David M. Speiser, Susan L. Abrahamson, Gary Banuelos and David W. Ow, Plant Physiol. 99, 817-821 (1992)
Howell I. Runion and Carl C. Riedesel, Am. Biol. Teach. 28, 93-95 (1966)

Sources

(1) - Brownlee, Raymond B., Fuller, Robert W., and Whitsit, Jesse E. Elements of Chemistry; Allyn and Bacon: Boston, Massachusetts, 1959; p 560.
(2) - The Merck Index: An Encyclopedia of Chemicals, Drugs, and Biologicals, 13th ed.; Budavari, S.; O'Neil, M.J.; Smith, A.; Heckelman, P. E.; Kinneary, J. F., Eds.; Merck & Co.: Whitehouse Station, NJ, 2001; entry 1628.
(3) - Swaddle, T.W. Inorganic Chemistry; Academic Press: San Diego, 1997; pp 74, 124.
(4) - Lide, David R. CRC Handbook of Chemistry and Physics, 83rd ed.; CRC Press: Boca Raton, FL, 2002; p 4-48.

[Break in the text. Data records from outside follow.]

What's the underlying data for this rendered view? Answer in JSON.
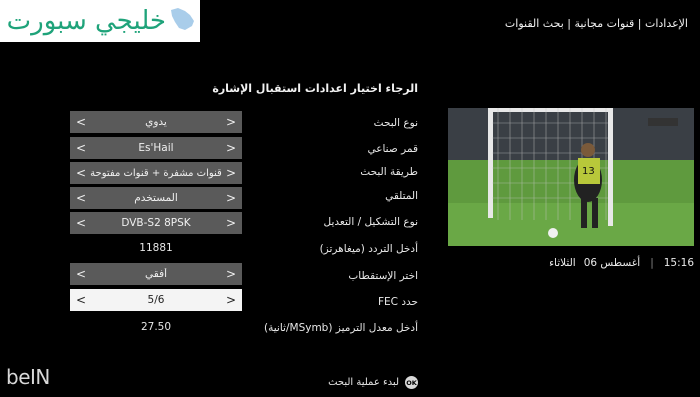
{
  "logo": {
    "text": "خليجي سبورت"
  },
  "breadcrumb": "الإعدادات | قنوات مجانية | بحث القنوات",
  "instruction": "الرجاء اختيار اعدادات استقبال الإشارة",
  "rows": [
    {
      "label": "نوع البحث",
      "value": "يدوي"
    },
    {
      "label": "قمر صناعي",
      "value": "Es'Hail"
    },
    {
      "label": "طريقة البحث",
      "value": "قنوات مشفرة + قنوات مفتوحة"
    },
    {
      "label": "المتلقي",
      "value": "المستخدم"
    },
    {
      "label": "نوع التشكيل / التعديل",
      "value": "DVB-S2 8PSK"
    },
    {
      "label": "أدخل التردد (ميغاهرتز)",
      "value": "11881"
    },
    {
      "label": "اختر الإستقطاب",
      "value": "أفقي"
    },
    {
      "label": "حدد FEC",
      "value": "5/6"
    },
    {
      "label": "أدخل معدل الترميز (MSymb/ثانية)",
      "value": "27.50"
    }
  ],
  "arrows": {
    "left": "<",
    "right": ">"
  },
  "clock": {
    "time": "15:16",
    "date": "أغسطس 06",
    "day": "الثلاثاء"
  },
  "footer": {
    "brand": "beIN",
    "ok_label": "OK",
    "start_label": "لبدء عملية البحث"
  },
  "colors": {
    "background": "#000000",
    "field": "#5a5a5a",
    "field_active": "#f4f4f4",
    "logo_text": "#1fa37a"
  }
}
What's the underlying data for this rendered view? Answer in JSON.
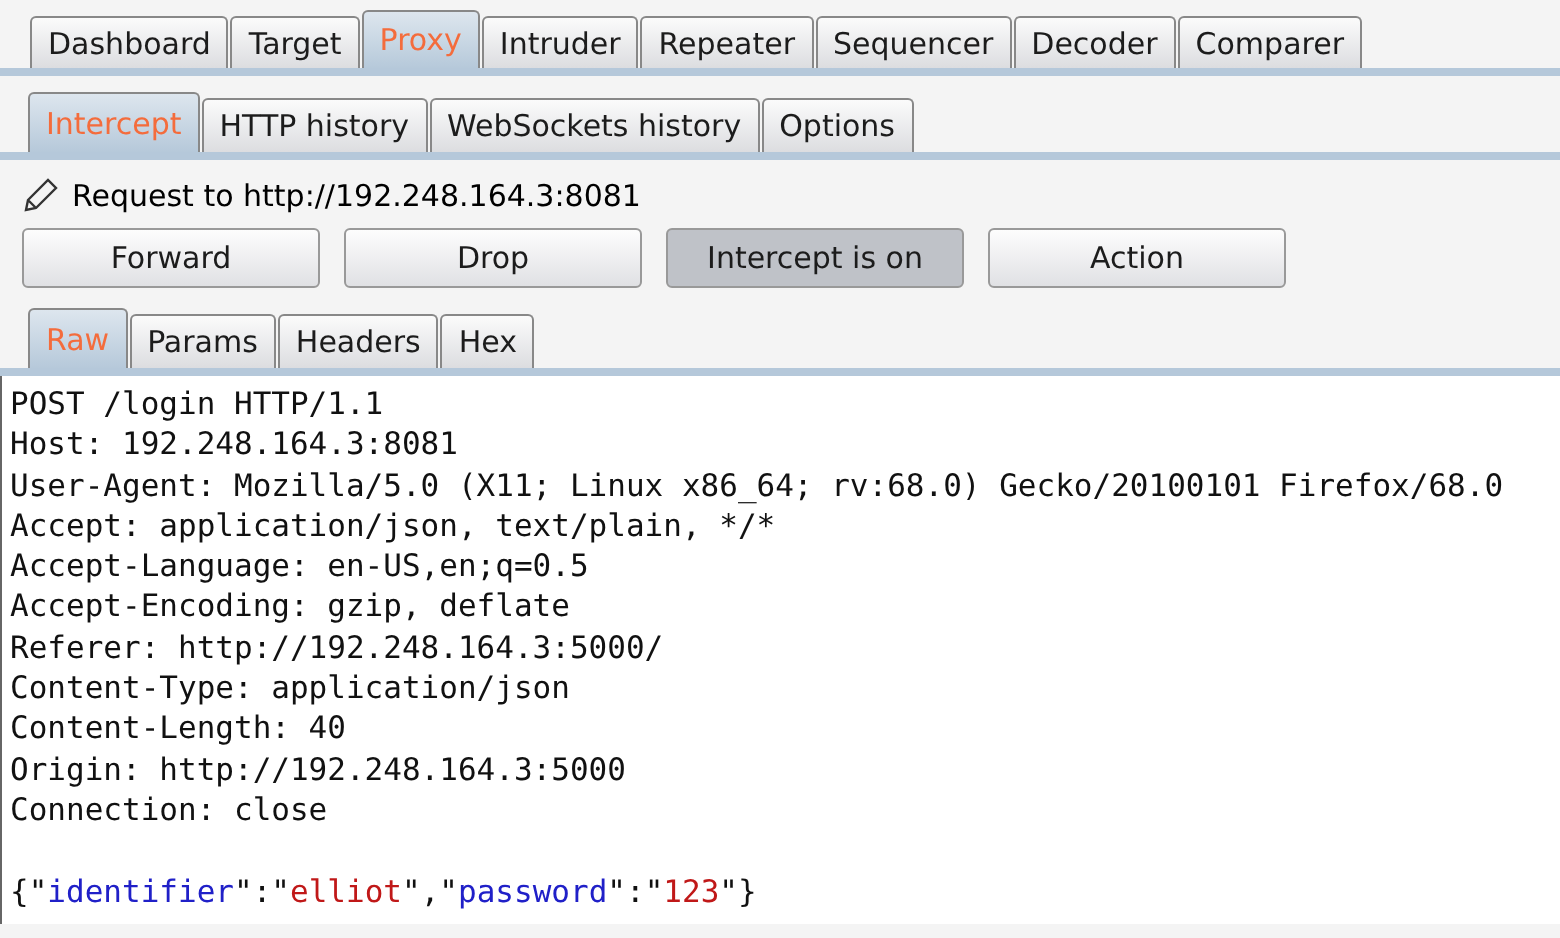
{
  "main_tabs": [
    {
      "label": "Dashboard",
      "selected": false
    },
    {
      "label": "Target",
      "selected": false
    },
    {
      "label": "Proxy",
      "selected": true
    },
    {
      "label": "Intruder",
      "selected": false
    },
    {
      "label": "Repeater",
      "selected": false
    },
    {
      "label": "Sequencer",
      "selected": false
    },
    {
      "label": "Decoder",
      "selected": false
    },
    {
      "label": "Comparer",
      "selected": false
    }
  ],
  "sub_tabs": [
    {
      "label": "Intercept",
      "selected": true
    },
    {
      "label": "HTTP history",
      "selected": false
    },
    {
      "label": "WebSockets history",
      "selected": false
    },
    {
      "label": "Options",
      "selected": false
    }
  ],
  "request_label": "Request to http://192.248.164.3:8081",
  "buttons": [
    {
      "label": "Forward",
      "pressed": false
    },
    {
      "label": "Drop",
      "pressed": false
    },
    {
      "label": "Intercept is on",
      "pressed": true
    },
    {
      "label": "Action",
      "pressed": false
    }
  ],
  "view_tabs": [
    {
      "label": "Raw",
      "selected": true
    },
    {
      "label": "Params",
      "selected": false
    },
    {
      "label": "Headers",
      "selected": false
    },
    {
      "label": "Hex",
      "selected": false
    }
  ],
  "request_lines": [
    "POST /login HTTP/1.1",
    "Host: 192.248.164.3:8081",
    "User-Agent: Mozilla/5.0 (X11; Linux x86_64; rv:68.0) Gecko/20100101 Firefox/68.0",
    "Accept: application/json, text/plain, */*",
    "Accept-Language: en-US,en;q=0.5",
    "Accept-Encoding: gzip, deflate",
    "Referer: http://192.248.164.3:5000/",
    "Content-Type: application/json",
    "Content-Length: 40",
    "Origin: http://192.248.164.3:5000",
    "Connection: close"
  ],
  "body_tokens": [
    {
      "kind": "punct",
      "text": "{\""
    },
    {
      "kind": "key",
      "text": "identifier"
    },
    {
      "kind": "punct",
      "text": "\":\""
    },
    {
      "kind": "value",
      "text": "elliot"
    },
    {
      "kind": "punct",
      "text": "\",\""
    },
    {
      "kind": "key",
      "text": "password"
    },
    {
      "kind": "punct",
      "text": "\":\""
    },
    {
      "kind": "value",
      "text": "123"
    },
    {
      "kind": "punct",
      "text": "\"}"
    }
  ]
}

(5) - Lide, David R. CRC Handbook of Chemistry and Physics, 84th ed.; CRC Press: Boca Raton, FL, 2003; p 4-48.
(6) - Dean, John A. Lange's Handbook of Chemistry, 11th ed.; McGraw-Hill Book Company: New York, NY, 1973; p 4-29.
(7) - Dean, John A. Lange's Handbook of Chemistry, 12th ed.; McGraw-Hill Book Company: New York, NY, 1979; p 9:4-9:94.
(8) - Lide, David R. CRC Handbook of Chemistry and Physics, 83rd ed.; CRC Press: Boca Raton, FL, 2002; p 5-10.
(9) - Dean, John A. Lange's Handbook of Chemistry, 12th ed.; McGraw-Hill Book Company: New York, NY, 1979; p 9:4-9:94.
(10) - Lide, David R. CRC Handbook of Chemistry and Physics, 83rd ed.; CRC Press: Boca Raton, FL, 2002; p 5-10.
(11) - Dean, John A. Lange's Handbook of Chemistry, 12th ed.; McGraw-Hill Book Company: New York, NY, 1979; p 9:4-9:94.
(12) - Lide, David R. CRC Handbook of Chemistry and Physics, 83rd ed.; CRC Press: Boca Raton, FL, 2002; p 5-10.
(13) - Swaddle, T.W. Inorganic Chemistry; Academic Press: San Diego, 1997; p 419.